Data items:
------------------------------------------------------------
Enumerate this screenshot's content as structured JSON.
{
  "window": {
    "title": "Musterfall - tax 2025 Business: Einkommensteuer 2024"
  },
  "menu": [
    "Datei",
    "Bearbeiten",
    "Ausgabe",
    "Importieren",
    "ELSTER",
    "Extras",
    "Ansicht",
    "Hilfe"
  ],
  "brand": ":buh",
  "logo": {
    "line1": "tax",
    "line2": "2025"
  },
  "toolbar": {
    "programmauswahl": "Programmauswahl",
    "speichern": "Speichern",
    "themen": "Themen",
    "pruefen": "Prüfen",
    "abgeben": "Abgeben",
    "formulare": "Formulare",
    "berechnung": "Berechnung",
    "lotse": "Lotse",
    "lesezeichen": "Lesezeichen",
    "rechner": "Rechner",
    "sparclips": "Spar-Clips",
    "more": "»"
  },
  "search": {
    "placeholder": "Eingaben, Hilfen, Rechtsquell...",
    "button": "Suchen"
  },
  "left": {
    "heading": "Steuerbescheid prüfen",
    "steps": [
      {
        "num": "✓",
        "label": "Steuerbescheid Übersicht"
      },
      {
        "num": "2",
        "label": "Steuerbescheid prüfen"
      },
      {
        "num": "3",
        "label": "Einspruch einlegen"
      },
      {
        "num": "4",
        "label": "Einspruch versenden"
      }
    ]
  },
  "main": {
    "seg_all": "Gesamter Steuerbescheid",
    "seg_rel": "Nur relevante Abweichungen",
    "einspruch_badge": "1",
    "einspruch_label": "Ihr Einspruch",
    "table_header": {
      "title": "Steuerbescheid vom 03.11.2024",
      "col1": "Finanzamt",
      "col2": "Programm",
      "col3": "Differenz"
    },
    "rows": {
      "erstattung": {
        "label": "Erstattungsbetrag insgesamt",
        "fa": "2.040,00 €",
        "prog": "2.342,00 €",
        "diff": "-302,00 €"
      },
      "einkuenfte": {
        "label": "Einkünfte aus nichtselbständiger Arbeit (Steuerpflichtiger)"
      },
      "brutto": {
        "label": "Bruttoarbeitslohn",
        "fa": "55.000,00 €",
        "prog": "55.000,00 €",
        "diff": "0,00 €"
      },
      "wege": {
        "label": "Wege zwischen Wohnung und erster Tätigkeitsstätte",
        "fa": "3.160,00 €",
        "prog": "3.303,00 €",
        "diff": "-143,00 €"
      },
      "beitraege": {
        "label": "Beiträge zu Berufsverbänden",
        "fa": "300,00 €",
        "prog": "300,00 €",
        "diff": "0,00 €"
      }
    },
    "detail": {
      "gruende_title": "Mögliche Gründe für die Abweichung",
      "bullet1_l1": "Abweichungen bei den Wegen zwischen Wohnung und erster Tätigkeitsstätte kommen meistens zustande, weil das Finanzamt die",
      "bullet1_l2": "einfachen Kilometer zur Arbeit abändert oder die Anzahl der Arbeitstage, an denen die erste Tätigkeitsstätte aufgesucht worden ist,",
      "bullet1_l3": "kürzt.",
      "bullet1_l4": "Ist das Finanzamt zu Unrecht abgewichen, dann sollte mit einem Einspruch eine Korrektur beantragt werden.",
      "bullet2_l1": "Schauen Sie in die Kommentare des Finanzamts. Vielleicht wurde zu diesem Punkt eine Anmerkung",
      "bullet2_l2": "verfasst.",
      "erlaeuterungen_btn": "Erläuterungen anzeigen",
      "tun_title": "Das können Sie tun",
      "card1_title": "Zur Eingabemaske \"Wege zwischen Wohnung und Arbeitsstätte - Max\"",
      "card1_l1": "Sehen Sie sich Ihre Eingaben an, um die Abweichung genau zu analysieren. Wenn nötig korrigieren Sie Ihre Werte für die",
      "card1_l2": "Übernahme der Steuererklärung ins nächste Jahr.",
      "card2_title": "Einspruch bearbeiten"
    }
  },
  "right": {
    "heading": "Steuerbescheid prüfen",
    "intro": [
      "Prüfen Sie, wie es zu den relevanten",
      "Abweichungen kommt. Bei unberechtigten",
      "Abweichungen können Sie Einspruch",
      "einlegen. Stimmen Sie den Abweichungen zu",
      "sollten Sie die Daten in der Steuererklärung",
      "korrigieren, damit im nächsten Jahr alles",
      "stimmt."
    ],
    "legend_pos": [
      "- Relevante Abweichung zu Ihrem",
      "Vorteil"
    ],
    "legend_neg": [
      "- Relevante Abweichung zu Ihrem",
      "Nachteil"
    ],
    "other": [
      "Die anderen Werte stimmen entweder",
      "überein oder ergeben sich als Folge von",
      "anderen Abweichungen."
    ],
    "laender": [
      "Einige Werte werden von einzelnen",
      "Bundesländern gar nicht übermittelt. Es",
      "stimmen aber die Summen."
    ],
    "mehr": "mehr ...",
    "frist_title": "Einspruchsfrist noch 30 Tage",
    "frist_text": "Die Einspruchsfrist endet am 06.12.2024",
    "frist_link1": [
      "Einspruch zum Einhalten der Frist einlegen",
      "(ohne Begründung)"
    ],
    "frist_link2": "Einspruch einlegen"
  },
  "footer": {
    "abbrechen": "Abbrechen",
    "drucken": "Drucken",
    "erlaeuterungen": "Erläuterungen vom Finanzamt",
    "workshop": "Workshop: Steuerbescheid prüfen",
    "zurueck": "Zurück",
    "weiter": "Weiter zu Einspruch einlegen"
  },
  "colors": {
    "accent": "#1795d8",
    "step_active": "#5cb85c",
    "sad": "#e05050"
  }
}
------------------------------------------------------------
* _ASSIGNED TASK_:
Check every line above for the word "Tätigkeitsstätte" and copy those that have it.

* _OUTPUT BELOW_:
        "label": "Wege zwischen Wohnung und erster Tätigkeitsstätte",
      "bullet1_l1": "Abweichungen bei den Wegen zwischen Wohnung und erster Tätigkeitsstätte kommen meistens zustande, weil das Finanzamt die",
      "bullet1_l2": "einfachen Kilometer zur Arbeit abändert oder die Anzahl der Arbeitstage, an denen die erste Tätigkeitsstätte aufgesucht worden ist,",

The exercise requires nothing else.